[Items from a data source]
☆ ☆ ☆ ☆ ☆

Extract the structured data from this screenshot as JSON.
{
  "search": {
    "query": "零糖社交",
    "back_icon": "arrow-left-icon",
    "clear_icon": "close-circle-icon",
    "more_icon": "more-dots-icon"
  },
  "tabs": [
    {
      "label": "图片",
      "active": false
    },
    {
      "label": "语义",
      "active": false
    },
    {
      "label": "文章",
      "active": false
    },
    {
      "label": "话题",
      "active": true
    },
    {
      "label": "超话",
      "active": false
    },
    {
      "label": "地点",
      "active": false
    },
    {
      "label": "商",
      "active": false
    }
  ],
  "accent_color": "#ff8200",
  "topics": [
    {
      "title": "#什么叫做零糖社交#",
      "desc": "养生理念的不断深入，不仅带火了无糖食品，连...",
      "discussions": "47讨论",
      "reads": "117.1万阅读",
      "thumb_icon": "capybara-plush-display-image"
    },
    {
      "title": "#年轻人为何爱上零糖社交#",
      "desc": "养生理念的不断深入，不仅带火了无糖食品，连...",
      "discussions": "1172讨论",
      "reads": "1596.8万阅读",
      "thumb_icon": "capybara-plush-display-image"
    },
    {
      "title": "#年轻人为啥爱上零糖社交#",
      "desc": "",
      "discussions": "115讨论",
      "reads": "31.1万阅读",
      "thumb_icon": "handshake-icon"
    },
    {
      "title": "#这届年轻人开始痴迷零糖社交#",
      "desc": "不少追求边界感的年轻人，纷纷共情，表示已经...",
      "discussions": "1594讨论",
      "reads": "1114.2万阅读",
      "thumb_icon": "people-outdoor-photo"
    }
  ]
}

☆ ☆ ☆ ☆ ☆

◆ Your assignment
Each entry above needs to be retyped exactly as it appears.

◆ Exercise result
Extract the structured data from this screenshot as JSON.
{
  "search": {
    "query": "零糖社交",
    "back_icon": "arrow-left-icon",
    "clear_icon": "close-circle-icon",
    "more_icon": "more-dots-icon"
  },
  "tabs": [
    {
      "label": "图片",
      "active": false
    },
    {
      "label": "语义",
      "active": false
    },
    {
      "label": "文章",
      "active": false
    },
    {
      "label": "话题",
      "active": true
    },
    {
      "label": "超话",
      "active": false
    },
    {
      "label": "地点",
      "active": false
    },
    {
      "label": "商",
      "active": false
    }
  ],
  "accent_color": "#ff8200",
  "topics": [
    {
      "title": "#什么叫做零糖社交#",
      "desc": "养生理念的不断深入，不仅带火了无糖食品，连...",
      "discussions": "47讨论",
      "reads": "117.1万阅读",
      "thumb_icon": "capybara-plush-display-image"
    },
    {
      "title": "#年轻人为何爱上零糖社交#",
      "desc": "养生理念的不断深入，不仅带火了无糖食品，连...",
      "discussions": "1172讨论",
      "reads": "1596.8万阅读",
      "thumb_icon": "capybara-plush-display-image"
    },
    {
      "title": "#年轻人为啥爱上零糖社交#",
      "desc": "",
      "discussions": "115讨论",
      "reads": "31.1万阅读",
      "thumb_icon": "handshake-icon"
    },
    {
      "title": "#这届年轻人开始痴迷零糖社交#",
      "desc": "不少追求边界感的年轻人，纷纷共情，表示已经...",
      "discussions": "1594讨论",
      "reads": "1114.2万阅读",
      "thumb_icon": "people-outdoor-photo"
    }
  ]
}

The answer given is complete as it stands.